Prognosis in these cases is an extremely difficult problem. It depends on a number of factors such as age sex, occupation of the patient., stage of the infection, site and extend of the lesion, nature of the lesion whether progressive or stationary, response of the patient to treatment, the cardiac efficiency, presence of complications etc. The prognosis is vastly better in patients with uncomplicated aortitis tan in those with aortic insufficiency, aneurismal sacculation or myocardial degeneration. Once the aorta is damaged or its end results have appeared in the heart, antisyphilitic treatment may at best arrest the advance of the disease, increase the expectancy of life and ease symptoms. There is no other disease on which reputations are wrecked not infrequently on the rock “Prognosis”. Physician cannot be a correct prophet at all times. Sudden death or fatal termination due to syncope or angina is not uncommon. It follows then that great prudence and reservation are essential in giving one’s opinion in any case.


Stronger emphasis cannot be laid on the fact that it is much easier too prevent the development of the cardiovascular syphilis than it is to cure it after it has appeared. This very fact should actuate medical men to adopt early and adequate treatment and to make periodic, careful and painstaking detailed examinations in every case of syphilis. The adoption of this procedure would save involvement of the vital organs in the body generally.


Granting that the general principles of treatment of cardiac disease hold good, the treatment of cardiovascular syphilis consists of an individualized specific therapy composed of careful administration of iodides, bismuth or mercury and arsenic. It is no longer justifiable to withhold specific therapy from patients with cardiovascular syphilis, even when the situation seems hopeless; for, treatment can be adjusted so as to do no harm to the patient and good results may be obtained. Iodides are of special value as they promote resolution and absorption of the syphilitic lesions and thus make the treponemicidal action of drugs more effective. When there is positive evidence of syphilitic infection in the presence of heart disease, it is immaterial whether that heart disease is secondary to syphilis or merely co-exists in the same individual; in either case, there is an imperative need for ante-luetic treatment. Even when the syphilitic disease is not the cause of the heart trouble, it invariably leads to an aggravation of the same and constitutes in some way or other to the ultimate circulatory break-down.

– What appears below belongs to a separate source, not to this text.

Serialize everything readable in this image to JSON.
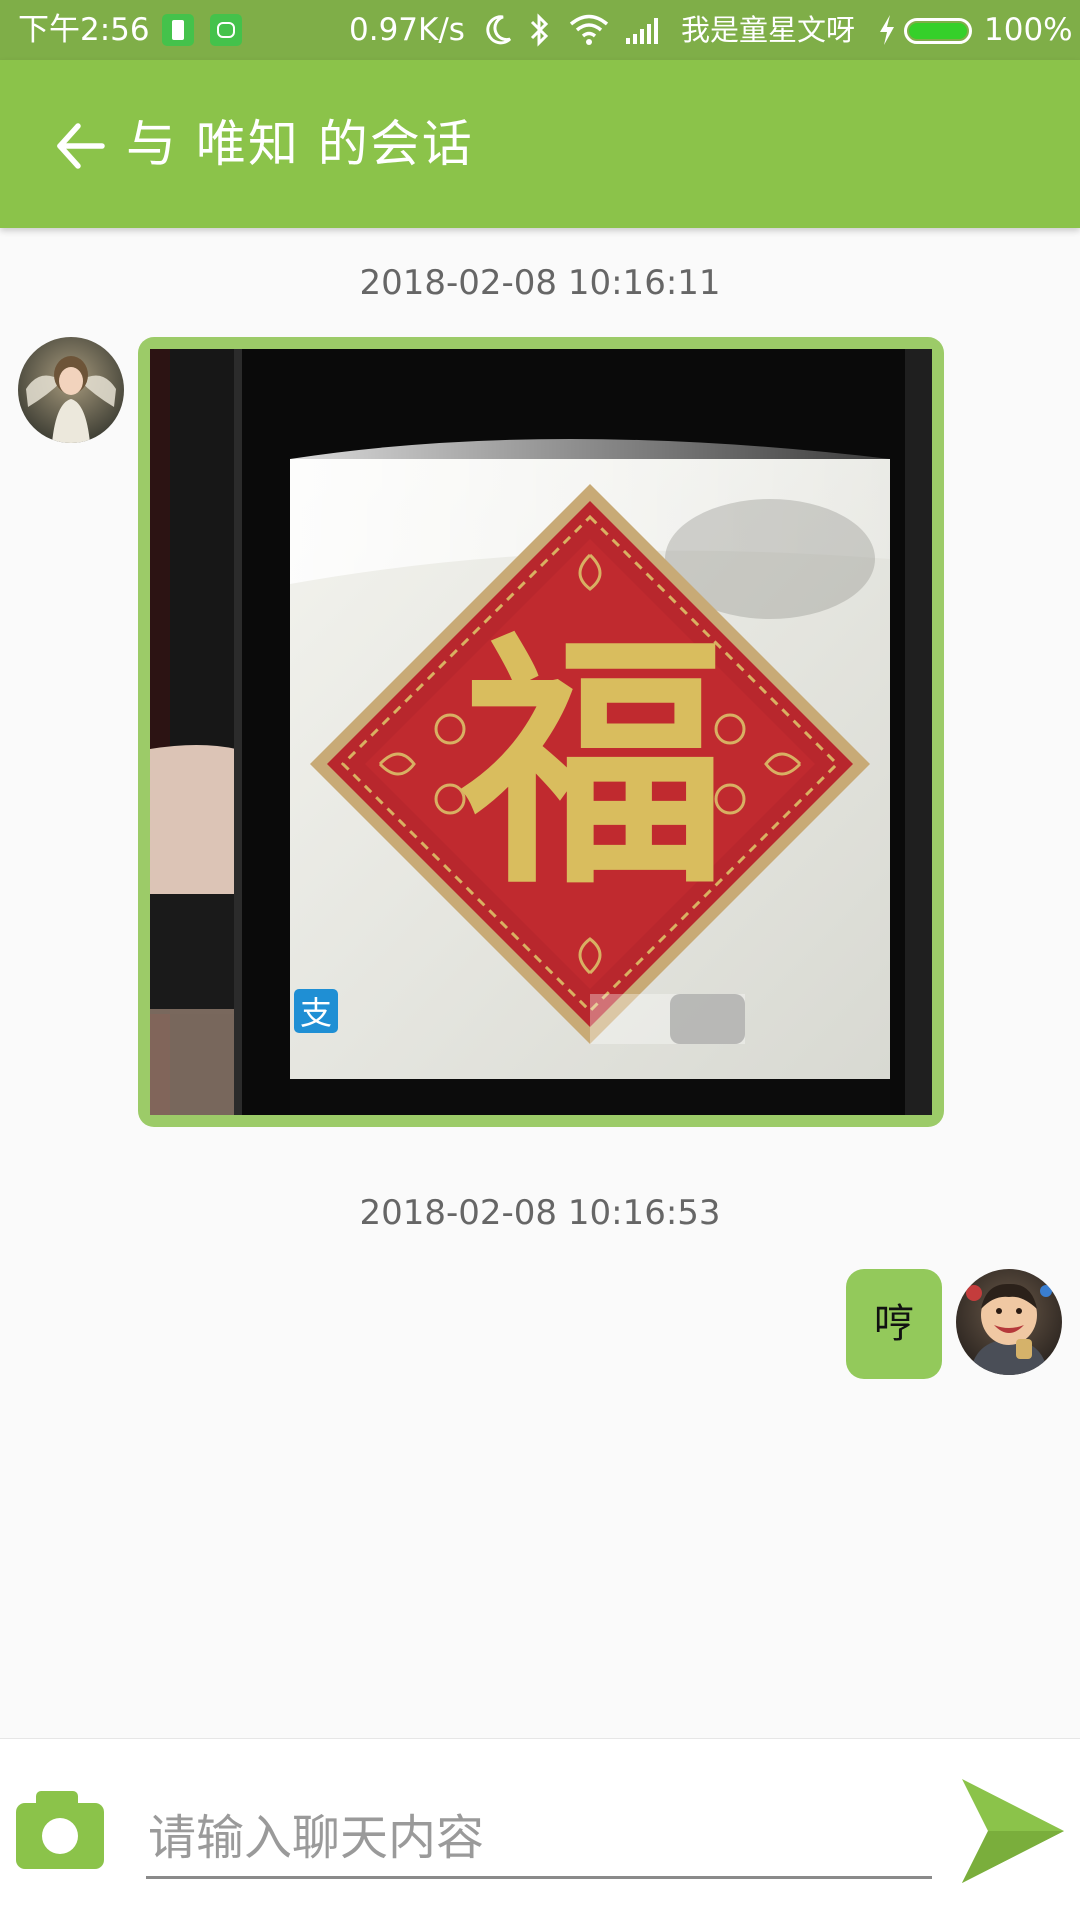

Exact details of treatment, which are bound to vary according to the individual requirements, can be worked out without much difficulty once the principles in the treatment of cardiovascular syphilis are thoroughly grasped. They are as follows:












Careful and discriminate judgment should be exercised in the introduction of arsenotherapy. As a general rule arsenic especially intravenously is contra-indicated at the beginning. The very first dose seems easily to upset the patient with cardiac syphilis; it is attended with grave dangers like coronary occlusion, aneurismal rupture, and heart failure. Occasionally it is followed by a sudden aggravation of symptoms attributed to focal reaction (Jarish-Herxheimer Reaction). Sometimes, it causes temporary improvement followed by the exaggeration of the condition (therapeutic paradox) due to the weakening effect of the rapid resolution of the lesion in the aorta or valve; a patient is, thus “pathogenically better but functionally worse”.






I wish to record my thanks to Dr. R. J. Vakil, M.D. (Lond.), M.R.C. P. (Lond.), D.T.M.H. (Lond.), Dr. K. D. Manohar, M.D., PH. D. (Bom.), and Dr. S. Noronha, M.B.E., B.H.Y., D.T.M.H. (Eng.), J.P., D.T.M. (Lond.), F.C.P.S. for their important suggestions and assistance in the preparation of the article.